(Beginning of Input)
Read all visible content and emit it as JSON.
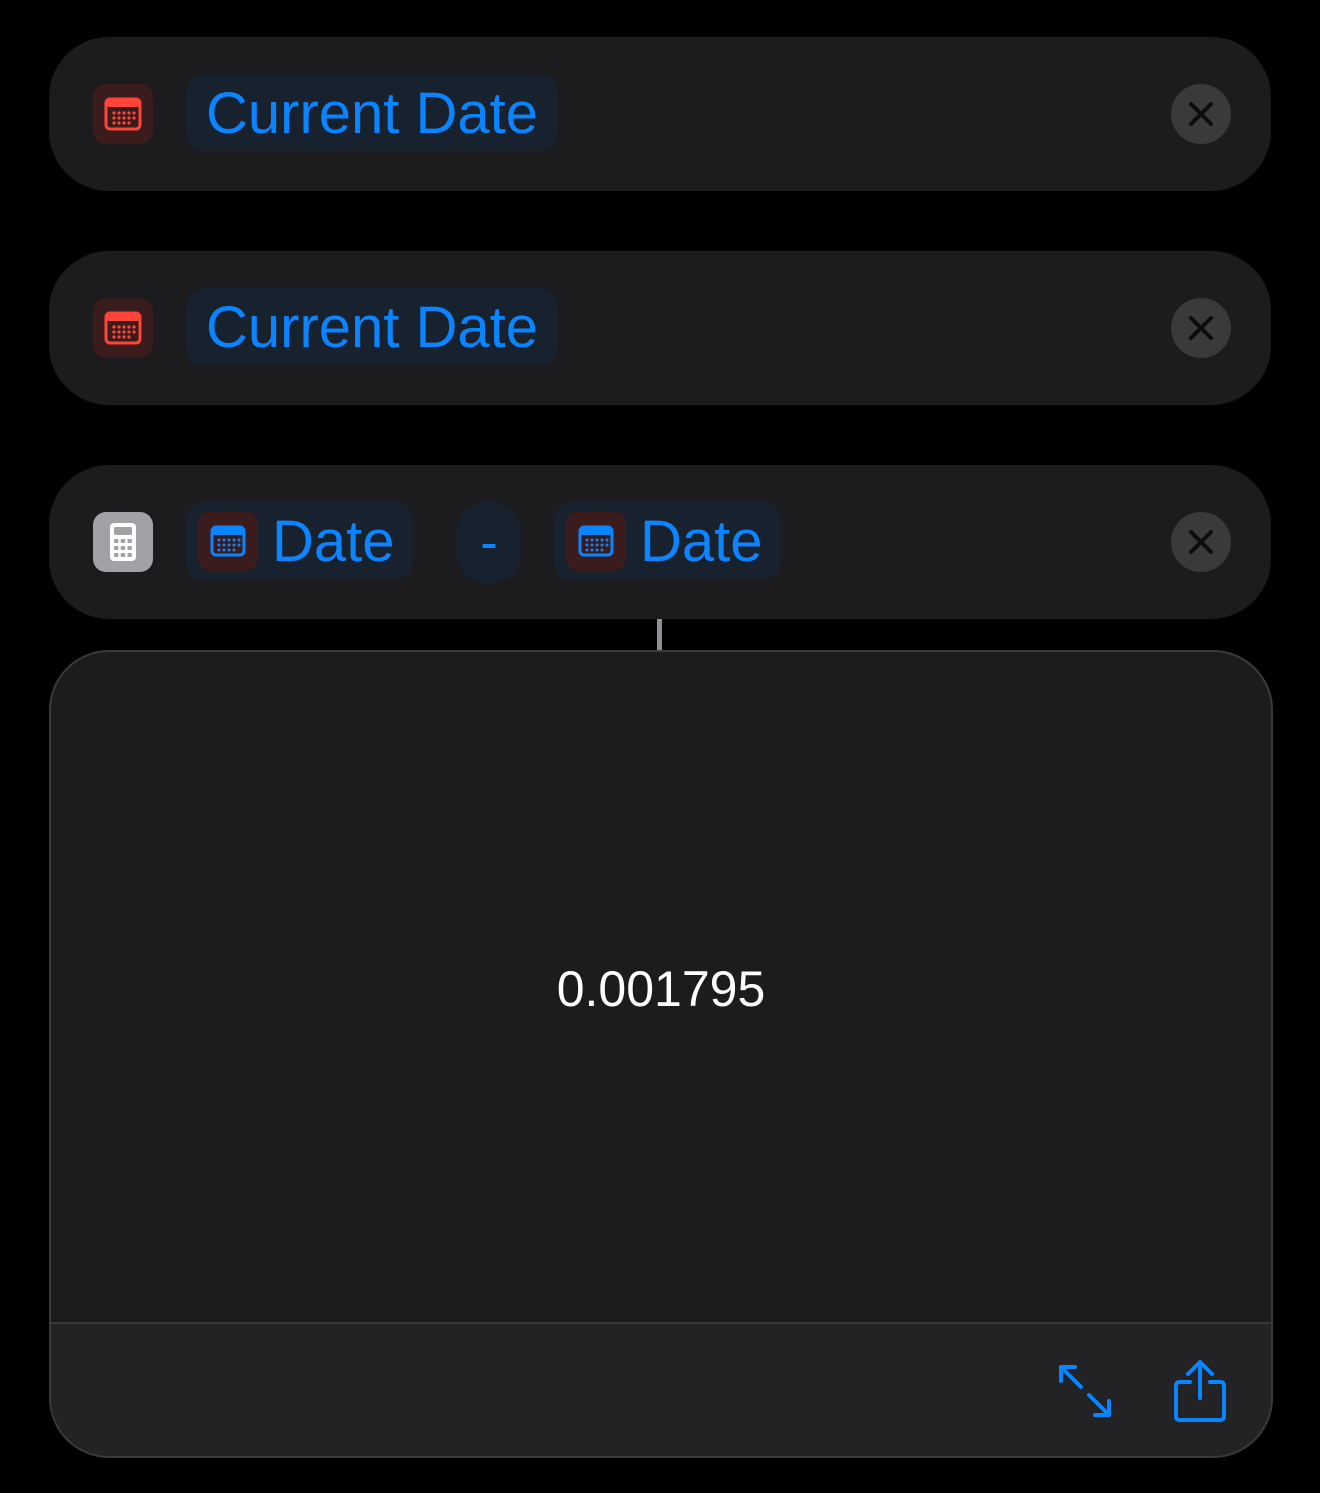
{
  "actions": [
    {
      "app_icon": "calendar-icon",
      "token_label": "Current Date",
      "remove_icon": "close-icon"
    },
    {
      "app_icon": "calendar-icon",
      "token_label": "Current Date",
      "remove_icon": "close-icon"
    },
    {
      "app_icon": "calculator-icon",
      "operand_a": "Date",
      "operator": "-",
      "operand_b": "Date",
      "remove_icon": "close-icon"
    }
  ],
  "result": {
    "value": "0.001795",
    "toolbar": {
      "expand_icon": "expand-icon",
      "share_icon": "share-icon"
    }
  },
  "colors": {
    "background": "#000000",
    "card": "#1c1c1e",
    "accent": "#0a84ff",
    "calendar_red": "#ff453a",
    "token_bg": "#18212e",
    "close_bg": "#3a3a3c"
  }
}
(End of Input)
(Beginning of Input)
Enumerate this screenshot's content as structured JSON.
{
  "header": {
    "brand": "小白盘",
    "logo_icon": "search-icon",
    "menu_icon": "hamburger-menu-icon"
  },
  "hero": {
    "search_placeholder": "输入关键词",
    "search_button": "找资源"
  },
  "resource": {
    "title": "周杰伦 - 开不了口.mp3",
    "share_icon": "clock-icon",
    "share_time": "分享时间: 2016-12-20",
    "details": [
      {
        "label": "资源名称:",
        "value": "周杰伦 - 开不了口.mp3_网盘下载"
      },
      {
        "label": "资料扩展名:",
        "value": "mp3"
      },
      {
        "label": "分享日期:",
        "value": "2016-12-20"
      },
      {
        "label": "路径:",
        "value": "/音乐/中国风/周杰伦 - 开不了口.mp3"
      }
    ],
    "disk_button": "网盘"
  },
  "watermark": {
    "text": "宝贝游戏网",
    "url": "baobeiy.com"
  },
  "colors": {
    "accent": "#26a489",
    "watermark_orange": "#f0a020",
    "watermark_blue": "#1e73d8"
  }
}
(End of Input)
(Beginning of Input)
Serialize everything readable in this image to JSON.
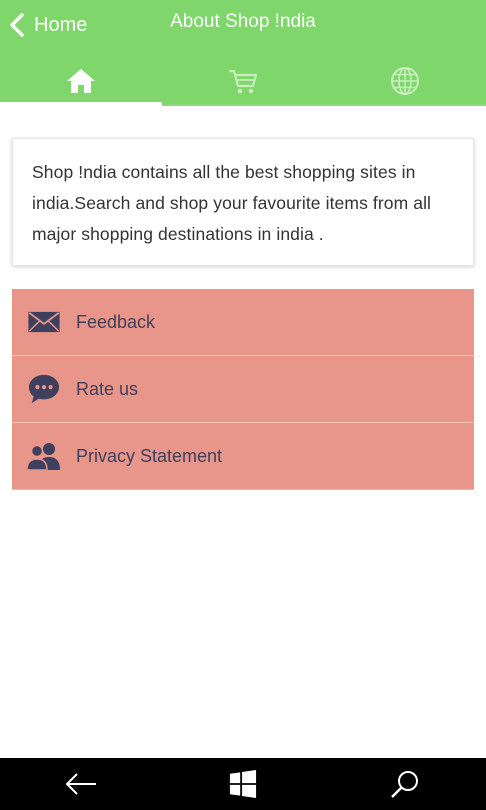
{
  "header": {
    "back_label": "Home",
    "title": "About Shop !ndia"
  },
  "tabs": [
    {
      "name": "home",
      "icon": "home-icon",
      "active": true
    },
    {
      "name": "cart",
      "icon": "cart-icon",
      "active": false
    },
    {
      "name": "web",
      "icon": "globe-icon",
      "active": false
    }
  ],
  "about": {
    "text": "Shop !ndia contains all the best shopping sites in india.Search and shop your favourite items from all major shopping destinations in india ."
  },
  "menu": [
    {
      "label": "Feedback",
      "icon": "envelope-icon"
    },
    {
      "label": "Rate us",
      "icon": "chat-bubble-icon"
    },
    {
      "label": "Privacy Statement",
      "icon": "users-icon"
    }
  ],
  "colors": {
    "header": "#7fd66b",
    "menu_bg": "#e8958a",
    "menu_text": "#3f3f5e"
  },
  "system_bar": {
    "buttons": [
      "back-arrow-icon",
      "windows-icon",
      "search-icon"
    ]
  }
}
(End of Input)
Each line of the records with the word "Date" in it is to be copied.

      "token_label": "Current Date",
      "token_label": "Current Date",
      "operand_a": "Date",
      "operand_b": "Date",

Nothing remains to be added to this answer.